What did I learn from this little incident? Do what you’re told! If I hadn’t gotten belligerent there’s a fair chance they wouldn’t have kicked my ass. Not 100% of course, but if you’re nice to the police they’ll at least look at you in a kinder light.
When I was doing research on the post about the police state I ran across a lot of videos of cops just trying to do their duty in a pleasant manner. But there were vids of guys holding a camera and refusing to answer any questions and generally making a non-situation into something totally uncalled for. The cops had my sympathy on those particular videos.
One thing you have to remember is that when a police officer shows up on a scene and he’s alone he has to assume control. That’s his job. If you get all up in his face with an attitude there’s a pretty good chance you’re going to wind up in cuffs or jittering and jiving on the wrong end of a tazer. Be polite and do what you’re told until the officer has a chance to get things sorted out. It’s not fair that you’ve been ordered to sit on the ground or stand with your hands on your head while the officer deals with a bunch of rowdies? Guess what? He doesn’t care! He’s just trying to do his job as efficiently and safely as possible.
Is it important to know your rights? Absolutely! But that doesn’t mean you have to be a jerk about it to the officer who’s just trying to do his job and go home at night in one piece.
As a matter of fact I intend to do a post about your rights as a citizen shortly, but for now just be aware that if you’re asked to do something it might well be in your best interest to comply.
Tip Number 2
If you don’t want to be arrested, tazed or maced you might consider staying away from situations where it’s likely to happen. If you’re protesting, for example, you should expect that at some point you’re going to have a run in with the police. Plan accordingly.
Carry some water to wash the mace out of your eyes and wear a hockey helmet so that when they taze you and you fall to the ground you don’t knock yourself out.
Are you in the middle of a bar fight at 2:30 AM and you hear sirens coming? Hmmm, you might want to go out the back door because things are about to go from bad to worse.
Summing It Up
I still stand by every word I wrote in my post about the police state, but this is the other side of the coin. Are there cops out there high on a power trip or looking to give someone a beating? Sure, but that’s not every cop walking a beat or riding around in their car.

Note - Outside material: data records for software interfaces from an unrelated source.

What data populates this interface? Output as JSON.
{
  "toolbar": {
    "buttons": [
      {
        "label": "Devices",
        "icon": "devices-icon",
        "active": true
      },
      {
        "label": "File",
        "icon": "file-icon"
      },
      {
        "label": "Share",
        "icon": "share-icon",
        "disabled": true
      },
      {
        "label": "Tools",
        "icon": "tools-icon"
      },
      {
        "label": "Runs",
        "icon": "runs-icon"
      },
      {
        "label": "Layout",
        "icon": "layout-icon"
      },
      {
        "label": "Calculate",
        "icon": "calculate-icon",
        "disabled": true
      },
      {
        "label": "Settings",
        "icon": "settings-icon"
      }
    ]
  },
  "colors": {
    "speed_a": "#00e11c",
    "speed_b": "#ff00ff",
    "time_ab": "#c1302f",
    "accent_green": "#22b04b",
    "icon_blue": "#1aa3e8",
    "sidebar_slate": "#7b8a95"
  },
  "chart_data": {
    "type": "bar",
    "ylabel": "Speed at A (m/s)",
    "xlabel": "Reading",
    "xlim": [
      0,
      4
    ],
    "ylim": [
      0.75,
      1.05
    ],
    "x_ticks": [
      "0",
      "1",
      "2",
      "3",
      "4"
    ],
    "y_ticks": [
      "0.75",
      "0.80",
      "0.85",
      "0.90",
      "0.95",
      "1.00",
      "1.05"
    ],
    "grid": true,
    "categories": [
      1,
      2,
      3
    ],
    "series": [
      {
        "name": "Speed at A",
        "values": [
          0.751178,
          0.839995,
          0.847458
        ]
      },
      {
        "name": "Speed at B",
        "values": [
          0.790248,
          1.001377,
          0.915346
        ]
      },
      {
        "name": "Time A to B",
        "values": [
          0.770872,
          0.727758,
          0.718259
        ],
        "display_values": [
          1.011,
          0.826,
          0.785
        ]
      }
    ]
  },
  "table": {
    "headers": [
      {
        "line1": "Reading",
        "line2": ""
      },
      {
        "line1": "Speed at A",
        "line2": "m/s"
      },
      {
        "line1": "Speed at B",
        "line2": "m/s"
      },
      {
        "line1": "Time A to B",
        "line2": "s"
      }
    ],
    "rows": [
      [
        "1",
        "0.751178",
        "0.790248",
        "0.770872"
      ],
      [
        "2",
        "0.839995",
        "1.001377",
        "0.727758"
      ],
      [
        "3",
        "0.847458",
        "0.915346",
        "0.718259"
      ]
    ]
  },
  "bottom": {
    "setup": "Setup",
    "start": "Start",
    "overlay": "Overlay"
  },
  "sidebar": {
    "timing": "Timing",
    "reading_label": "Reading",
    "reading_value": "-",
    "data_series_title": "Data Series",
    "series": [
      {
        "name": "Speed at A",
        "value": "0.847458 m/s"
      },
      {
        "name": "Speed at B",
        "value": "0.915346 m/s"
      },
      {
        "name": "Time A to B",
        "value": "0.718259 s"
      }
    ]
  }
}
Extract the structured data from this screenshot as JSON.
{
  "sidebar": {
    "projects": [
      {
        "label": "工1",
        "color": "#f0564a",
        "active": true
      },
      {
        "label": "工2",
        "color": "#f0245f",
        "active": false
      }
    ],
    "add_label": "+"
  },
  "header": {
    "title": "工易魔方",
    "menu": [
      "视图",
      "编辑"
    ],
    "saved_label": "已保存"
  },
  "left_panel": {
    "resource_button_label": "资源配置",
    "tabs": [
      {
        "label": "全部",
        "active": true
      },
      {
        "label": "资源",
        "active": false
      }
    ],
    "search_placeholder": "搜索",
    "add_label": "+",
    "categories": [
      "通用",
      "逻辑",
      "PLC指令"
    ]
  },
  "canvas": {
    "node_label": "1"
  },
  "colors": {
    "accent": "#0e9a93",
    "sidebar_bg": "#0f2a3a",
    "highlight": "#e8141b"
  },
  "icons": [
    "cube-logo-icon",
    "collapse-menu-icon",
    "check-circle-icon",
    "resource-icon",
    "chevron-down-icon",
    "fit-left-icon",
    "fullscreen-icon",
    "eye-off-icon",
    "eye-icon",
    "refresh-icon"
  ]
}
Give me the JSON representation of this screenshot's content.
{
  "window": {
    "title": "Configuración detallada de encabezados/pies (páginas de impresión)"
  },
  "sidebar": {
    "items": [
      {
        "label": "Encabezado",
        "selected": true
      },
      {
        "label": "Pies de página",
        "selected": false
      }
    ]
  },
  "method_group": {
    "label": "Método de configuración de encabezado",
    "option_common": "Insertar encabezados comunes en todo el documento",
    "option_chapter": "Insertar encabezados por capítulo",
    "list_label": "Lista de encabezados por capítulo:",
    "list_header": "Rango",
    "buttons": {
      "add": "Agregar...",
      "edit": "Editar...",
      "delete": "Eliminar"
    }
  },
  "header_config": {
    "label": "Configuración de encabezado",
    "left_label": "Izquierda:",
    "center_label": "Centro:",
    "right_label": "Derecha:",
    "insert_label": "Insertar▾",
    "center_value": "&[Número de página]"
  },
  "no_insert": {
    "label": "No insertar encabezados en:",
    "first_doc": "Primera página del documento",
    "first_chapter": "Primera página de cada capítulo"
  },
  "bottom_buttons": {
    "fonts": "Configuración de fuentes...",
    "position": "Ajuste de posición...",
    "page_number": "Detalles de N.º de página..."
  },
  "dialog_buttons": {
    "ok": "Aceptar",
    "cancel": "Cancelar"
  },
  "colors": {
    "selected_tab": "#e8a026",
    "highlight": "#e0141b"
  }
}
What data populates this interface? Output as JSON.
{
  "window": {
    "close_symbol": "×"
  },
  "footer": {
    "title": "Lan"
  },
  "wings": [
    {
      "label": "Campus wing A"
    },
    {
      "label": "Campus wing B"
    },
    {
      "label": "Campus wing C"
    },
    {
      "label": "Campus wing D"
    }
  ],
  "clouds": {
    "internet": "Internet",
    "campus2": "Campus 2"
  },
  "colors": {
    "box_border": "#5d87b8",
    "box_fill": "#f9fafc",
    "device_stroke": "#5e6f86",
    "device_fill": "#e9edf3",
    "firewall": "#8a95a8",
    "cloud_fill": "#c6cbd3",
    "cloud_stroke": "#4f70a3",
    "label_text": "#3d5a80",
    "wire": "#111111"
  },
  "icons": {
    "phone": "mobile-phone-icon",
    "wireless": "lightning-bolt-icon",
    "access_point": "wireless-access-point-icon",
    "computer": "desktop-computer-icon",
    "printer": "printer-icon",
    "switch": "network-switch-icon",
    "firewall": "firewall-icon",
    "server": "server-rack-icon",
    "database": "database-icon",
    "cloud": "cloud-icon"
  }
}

To sum it up there are just a few rules to play by if you do have a run-in with a cop. Do what you’re told. Be respectful of the badge if not the person behind it. Be nice. Don’t act in a threatening or belligerent manner. (Be nice in other words.)
Here’s an excellent training video from Chris Rock. He talks about it from the Black Man’s perspective, but anybody could benefit from his wisdom here. (Rated R for language.)
I hope this short post helps you when and if you ever have to deal with the police.